Updated Friday, November 30, 2012 at 01:46 PM
Shares of Zynga slumped Friday after it disclosed with its partner Facebook that they have loosened their close ties to one another.
THE SPARK: The companies said in regulatory filings Thursday that they have amended their 2010 contract to say Zynga will no longer have to display Facebook ads or use Facebook payments on its own properties, such as Zynga.com.
In addition, Zynga, which makes the games "FarmVille" and "CityVille," will no longer be required to use Facebook as the exclusive social site for its games, or to grant Facebook exclusive games. Any social game Zynga launches will also be available on Facebook either at the same time or shortly after it launches elsewhere.

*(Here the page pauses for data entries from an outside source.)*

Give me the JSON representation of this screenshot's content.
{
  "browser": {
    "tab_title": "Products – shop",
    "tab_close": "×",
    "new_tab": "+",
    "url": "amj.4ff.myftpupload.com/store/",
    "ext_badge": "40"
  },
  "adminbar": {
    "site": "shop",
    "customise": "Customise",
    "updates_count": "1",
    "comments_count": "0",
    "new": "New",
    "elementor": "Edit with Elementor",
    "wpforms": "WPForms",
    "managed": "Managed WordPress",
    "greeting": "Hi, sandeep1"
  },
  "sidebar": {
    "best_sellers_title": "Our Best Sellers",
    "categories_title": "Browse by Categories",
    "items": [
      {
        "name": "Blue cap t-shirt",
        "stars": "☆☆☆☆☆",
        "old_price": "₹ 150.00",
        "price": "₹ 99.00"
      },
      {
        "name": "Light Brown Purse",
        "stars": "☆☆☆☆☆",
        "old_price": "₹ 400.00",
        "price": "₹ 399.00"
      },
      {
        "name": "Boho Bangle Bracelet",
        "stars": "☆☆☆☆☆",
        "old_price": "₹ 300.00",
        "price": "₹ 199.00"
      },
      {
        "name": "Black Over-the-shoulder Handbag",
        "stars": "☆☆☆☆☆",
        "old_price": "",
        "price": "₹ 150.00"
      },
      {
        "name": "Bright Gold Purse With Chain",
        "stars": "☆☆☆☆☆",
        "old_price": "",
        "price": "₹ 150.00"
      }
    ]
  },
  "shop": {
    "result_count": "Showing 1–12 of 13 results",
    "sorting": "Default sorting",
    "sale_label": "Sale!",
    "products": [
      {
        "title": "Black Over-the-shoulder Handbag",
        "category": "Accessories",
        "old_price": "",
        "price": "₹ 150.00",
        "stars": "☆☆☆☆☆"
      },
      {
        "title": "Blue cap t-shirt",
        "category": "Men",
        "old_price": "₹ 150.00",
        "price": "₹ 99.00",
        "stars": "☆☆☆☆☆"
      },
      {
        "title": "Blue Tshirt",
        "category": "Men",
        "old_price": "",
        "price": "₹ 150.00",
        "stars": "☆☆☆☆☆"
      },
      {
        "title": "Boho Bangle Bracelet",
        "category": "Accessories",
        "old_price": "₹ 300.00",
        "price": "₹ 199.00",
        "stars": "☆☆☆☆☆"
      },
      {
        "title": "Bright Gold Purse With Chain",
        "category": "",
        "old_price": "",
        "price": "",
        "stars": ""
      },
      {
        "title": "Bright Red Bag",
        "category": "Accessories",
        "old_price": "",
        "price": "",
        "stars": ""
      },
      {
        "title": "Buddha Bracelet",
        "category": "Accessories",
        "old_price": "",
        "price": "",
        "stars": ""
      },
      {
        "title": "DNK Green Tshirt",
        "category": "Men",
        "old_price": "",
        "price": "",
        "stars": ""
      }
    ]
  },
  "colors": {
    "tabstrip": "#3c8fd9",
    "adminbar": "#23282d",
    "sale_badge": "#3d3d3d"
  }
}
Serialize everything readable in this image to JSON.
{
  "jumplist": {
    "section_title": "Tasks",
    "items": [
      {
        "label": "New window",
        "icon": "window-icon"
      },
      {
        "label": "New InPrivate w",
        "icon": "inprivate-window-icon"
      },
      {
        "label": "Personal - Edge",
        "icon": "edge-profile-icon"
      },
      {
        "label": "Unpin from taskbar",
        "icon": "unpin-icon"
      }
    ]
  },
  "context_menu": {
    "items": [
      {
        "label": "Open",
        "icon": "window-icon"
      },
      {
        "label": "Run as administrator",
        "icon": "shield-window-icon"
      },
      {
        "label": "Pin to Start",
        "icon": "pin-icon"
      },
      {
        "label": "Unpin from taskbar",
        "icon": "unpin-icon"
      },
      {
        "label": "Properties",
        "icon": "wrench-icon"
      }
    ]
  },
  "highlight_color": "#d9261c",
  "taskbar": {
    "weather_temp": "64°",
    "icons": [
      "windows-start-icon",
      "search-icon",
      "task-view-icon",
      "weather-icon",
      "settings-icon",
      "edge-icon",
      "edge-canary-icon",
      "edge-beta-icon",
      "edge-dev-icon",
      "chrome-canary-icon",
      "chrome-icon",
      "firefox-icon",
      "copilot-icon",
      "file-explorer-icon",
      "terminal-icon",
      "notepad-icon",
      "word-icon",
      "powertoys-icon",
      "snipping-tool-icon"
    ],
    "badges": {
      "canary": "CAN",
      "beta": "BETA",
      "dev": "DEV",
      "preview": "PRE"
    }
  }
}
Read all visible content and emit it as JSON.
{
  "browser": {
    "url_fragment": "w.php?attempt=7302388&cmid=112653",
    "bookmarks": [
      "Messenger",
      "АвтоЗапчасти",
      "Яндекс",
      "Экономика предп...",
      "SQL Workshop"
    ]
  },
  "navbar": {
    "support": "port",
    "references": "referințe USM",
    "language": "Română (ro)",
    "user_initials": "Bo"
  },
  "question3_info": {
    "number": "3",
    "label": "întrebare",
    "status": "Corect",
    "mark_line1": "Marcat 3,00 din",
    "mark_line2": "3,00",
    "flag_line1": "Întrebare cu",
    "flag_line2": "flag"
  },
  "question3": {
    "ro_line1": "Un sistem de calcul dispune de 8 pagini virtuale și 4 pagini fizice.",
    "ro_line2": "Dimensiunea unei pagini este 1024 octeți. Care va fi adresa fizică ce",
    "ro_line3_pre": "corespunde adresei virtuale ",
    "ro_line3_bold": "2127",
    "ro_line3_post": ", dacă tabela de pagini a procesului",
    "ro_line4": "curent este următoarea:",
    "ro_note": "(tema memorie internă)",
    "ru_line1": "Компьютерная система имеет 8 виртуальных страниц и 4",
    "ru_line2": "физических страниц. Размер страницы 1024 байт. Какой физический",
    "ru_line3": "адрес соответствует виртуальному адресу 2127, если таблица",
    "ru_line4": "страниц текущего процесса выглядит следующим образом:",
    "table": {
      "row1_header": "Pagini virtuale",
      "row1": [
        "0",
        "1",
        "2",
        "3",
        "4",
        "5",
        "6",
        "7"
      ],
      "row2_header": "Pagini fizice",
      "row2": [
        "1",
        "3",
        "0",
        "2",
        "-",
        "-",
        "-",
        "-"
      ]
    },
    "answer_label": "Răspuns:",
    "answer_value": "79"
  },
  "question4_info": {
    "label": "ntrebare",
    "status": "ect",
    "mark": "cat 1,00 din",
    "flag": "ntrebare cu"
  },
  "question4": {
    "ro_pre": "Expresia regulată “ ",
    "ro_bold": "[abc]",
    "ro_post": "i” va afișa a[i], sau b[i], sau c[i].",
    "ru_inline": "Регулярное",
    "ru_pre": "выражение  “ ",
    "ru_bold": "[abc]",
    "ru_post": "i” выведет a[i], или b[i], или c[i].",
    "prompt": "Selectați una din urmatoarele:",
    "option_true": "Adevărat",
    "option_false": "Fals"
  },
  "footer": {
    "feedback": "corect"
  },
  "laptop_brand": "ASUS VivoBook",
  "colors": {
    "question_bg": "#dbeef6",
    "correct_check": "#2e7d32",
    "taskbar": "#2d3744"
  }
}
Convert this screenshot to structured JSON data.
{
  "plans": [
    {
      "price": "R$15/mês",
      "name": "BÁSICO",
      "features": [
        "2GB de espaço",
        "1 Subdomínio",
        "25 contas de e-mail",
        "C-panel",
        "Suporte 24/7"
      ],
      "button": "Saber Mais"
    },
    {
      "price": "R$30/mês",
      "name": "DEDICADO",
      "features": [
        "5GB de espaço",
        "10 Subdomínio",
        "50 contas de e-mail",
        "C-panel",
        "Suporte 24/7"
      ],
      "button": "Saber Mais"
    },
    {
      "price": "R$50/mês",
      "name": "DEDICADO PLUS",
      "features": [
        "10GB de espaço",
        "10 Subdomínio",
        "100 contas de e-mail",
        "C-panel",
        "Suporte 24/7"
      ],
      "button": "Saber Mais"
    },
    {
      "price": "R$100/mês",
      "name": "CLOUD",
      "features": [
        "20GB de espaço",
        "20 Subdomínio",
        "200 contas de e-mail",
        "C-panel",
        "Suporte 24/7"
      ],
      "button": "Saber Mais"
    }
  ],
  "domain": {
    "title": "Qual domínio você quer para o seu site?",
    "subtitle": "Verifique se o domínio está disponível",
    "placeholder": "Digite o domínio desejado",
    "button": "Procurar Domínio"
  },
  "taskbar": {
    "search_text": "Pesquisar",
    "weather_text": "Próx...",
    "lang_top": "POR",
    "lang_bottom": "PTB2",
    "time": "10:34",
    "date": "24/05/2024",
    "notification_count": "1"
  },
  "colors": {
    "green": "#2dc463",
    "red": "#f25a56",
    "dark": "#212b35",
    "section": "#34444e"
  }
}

Facebook, meanwhile, will be able to develop its own games after the end of March, though it said it has no plans to do so. Its deal with Zynga previously prohibited Facebook from developing games.
THE BIG PICTURE: While it's not exactly splitsville, the original 2010 contract gave Zynga special status among Facebook game developers. Zynga relies on Facebook for most of the revenue it generates even as it works to establish its independence.
Facebook also makes money from Zynga, though the portion of its revenue that the game maker accounts for has declined. In the third quarter, Facebook said that 7 percent of its total revenue came from Zynga, down from 12 percent in the third quarter of 2011.
ANALYSIS: Wedbush analyst Michael Pachter said while Zynga investors reacted badly to the news, he sees the changes as a long-term positive for both companies.
"Zynga now has an incentive to expand the reach of its most popular social games beyond Facebook and Zynga.com and be able to offer additional payment options, likely resulting in additional payers who are not Facebook users," the analyst wrote in a note to investors.
Pachter rates Zynga "Outperform" with a target price of $4.
STOCK ACTION: Shares of San Francisco'S Zynga Inc. fell 19 cents, or 7.3 percent, to $2.43 in afternoon trading. Zynga went public in December 2011 at a price of $10 per share but its stock have fallen sharply amid concerns about its ability to keep growing quickly.